The tractor stuck in Long's mind as he started the career that would make him one of the nation's most prominent writers and illustrators of children's books. He has illustrated books by President Barack Obama (Of Thee I Sing) and Madonna (Mr. Peabody's Apples).
Eventually he decided to make a plucky little tractor the hero of a series of his children's books, which he writes and illustrates. Otis has lights that are "eyes" (the moving gleams inside them show expression), moving "eyebrows" that are pieces of metal and a mouth that is a pure piece of whimsy. His button nose is perched on what appear to be vents.
In the Otis books, the tractor has adventures on the farm with his friends, which include cows, a floppy-eared mixed-breed puppy, a flock of geese and a horse.
Leonardo da Vinci's favorite thing to draw was a horse.
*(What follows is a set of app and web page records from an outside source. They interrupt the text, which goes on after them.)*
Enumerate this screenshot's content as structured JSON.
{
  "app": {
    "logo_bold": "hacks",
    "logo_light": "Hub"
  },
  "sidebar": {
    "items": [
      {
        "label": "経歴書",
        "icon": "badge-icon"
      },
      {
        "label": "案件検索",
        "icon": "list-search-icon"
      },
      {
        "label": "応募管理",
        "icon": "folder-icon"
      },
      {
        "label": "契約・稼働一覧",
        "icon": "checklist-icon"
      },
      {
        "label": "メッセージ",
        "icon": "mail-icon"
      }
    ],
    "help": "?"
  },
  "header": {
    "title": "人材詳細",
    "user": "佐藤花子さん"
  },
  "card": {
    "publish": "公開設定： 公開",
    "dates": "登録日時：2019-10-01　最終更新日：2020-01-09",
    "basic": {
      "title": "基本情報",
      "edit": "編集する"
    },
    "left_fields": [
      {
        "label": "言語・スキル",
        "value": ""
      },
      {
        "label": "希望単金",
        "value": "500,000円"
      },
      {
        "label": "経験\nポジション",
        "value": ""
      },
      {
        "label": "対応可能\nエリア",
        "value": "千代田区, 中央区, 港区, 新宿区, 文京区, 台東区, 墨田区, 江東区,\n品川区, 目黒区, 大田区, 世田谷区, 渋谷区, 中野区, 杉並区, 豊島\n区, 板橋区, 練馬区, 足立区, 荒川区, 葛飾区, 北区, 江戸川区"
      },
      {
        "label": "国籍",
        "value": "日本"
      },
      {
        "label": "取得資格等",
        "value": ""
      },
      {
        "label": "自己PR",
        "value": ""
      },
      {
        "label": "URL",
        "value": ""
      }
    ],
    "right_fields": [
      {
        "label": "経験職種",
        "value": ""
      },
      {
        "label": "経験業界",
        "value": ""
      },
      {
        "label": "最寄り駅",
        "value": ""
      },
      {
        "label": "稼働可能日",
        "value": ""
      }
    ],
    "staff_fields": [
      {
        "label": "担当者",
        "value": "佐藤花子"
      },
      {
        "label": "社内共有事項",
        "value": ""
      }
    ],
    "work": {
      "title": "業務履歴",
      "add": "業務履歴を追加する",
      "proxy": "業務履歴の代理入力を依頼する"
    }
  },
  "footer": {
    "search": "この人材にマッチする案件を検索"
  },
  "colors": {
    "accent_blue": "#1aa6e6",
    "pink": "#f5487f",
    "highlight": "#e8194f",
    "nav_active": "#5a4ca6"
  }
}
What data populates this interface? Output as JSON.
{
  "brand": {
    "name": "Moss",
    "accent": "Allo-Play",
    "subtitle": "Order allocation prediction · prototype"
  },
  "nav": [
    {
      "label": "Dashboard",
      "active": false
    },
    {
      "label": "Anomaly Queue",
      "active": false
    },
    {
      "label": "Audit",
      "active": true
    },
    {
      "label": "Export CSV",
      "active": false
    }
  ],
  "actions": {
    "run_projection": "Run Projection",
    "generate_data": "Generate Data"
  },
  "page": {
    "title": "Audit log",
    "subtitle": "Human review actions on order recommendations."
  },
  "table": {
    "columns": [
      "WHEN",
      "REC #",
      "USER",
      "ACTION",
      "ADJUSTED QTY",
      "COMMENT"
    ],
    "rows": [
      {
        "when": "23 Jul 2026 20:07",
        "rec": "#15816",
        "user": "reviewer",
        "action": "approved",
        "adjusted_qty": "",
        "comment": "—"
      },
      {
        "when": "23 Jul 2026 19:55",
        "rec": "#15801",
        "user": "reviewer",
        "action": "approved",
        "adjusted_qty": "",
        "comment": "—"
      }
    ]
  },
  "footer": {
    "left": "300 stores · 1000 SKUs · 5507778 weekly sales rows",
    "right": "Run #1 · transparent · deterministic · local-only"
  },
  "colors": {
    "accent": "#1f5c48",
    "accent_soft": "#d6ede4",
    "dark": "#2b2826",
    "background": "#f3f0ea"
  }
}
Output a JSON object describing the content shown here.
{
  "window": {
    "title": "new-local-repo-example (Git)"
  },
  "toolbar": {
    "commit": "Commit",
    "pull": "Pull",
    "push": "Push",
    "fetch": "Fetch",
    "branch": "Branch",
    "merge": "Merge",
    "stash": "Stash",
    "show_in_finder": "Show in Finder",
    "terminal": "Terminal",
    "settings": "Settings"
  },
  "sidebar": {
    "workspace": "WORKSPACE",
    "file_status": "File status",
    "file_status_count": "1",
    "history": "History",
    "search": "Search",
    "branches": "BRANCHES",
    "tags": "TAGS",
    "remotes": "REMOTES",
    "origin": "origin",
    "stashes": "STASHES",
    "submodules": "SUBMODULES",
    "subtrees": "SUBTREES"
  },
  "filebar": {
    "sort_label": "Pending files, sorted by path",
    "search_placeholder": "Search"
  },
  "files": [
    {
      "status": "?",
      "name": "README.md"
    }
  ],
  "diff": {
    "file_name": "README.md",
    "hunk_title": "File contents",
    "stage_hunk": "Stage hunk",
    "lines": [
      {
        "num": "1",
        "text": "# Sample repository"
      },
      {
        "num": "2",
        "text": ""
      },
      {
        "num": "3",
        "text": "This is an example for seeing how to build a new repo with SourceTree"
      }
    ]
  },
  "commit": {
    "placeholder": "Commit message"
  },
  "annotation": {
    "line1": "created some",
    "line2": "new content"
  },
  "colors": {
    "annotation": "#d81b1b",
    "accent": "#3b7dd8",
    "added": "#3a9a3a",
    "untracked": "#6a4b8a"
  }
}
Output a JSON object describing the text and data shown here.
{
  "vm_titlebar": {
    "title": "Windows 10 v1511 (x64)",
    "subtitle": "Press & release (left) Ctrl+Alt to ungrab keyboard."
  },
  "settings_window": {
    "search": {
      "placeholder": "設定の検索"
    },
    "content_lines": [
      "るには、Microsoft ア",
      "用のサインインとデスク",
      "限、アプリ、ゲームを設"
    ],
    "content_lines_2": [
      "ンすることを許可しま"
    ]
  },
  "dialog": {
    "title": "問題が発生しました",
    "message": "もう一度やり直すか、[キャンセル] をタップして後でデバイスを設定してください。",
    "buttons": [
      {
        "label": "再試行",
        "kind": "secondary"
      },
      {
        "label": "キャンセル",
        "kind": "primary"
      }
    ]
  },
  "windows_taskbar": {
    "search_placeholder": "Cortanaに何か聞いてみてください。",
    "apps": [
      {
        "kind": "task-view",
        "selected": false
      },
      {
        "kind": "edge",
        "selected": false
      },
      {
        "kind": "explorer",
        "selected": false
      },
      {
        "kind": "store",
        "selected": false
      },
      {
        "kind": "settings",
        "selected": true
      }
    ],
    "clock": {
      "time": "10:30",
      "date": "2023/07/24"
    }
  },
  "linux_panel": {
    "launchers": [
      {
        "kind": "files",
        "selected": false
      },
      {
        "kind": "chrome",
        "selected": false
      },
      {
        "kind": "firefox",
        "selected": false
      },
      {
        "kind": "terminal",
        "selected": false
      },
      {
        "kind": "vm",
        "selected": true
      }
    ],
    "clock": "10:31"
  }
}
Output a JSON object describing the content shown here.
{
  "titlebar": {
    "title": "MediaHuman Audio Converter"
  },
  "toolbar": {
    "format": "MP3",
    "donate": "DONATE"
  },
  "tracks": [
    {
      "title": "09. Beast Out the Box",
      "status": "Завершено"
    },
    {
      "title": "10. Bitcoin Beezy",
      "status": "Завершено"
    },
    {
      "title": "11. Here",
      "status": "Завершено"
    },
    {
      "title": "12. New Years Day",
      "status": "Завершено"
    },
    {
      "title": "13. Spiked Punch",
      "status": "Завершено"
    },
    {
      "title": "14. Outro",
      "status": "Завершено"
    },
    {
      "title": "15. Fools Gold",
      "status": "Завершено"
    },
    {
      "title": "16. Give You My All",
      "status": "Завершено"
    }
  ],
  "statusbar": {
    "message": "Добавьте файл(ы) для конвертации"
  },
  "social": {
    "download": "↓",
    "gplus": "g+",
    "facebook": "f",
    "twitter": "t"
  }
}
Long is the same.
He remembers going to Keeneland and stationing himself in the paddock just to watch the powerful musculature of the horses as they were led through.
"These enormous horses, three feet away from you, you look up in awe at that awesome specimen," Long says.
But that old tractor has been his muse.
Long is coming to Joseph-Beth Booksellers in Lexington and to Coffee Tree Books in Morehead for his new book in the Otis series, Otis and the Scarecrow (Philomel, $17.99).
In the new book, Otis and his farm friends are initially wary of a scowling scarecrow that is brought to their cornfield, but Otis eventually shows a glimmer of empathy for the scarecrow. He and his friends flock around the lone figure, offering it friendship without conditions.
Whether the scarecrow reciprocates is left vague. Even children's books sometimes leave readers wondering with a thoughtful little cliffhanger.
"It's a book about having empathy, a simple thought, to think for a second about the other person, no matter if you're a little kid in school or a grown-up," Long says.
He remains grateful to his art teacher at Lafayette High School, Nancy Clifton, for being a mentor and showing him the work of other artists.
"She was very tender with me and very encouraging with me and singled me out in a way that gave me a lot of confidence about being something special," Long says.
He has tried to contact her, just to say thanks: "All I would want to say is, thank you for impacting my life."
Long says the Otis books strike a balance between the text and artwork to convey an emotion, such as the contemplative look in Otis' headlight eyes when he begins to consider the lonely plight of the scarecrow.
"I want these children and their parents — but mainly the children that are my audience — I want them to feel my art," Long says. "I don't want them to just look at a drawing. I want them to feel the drawing. You can't just draw a tractor. You want to draw a tractor that has a warm beating heart."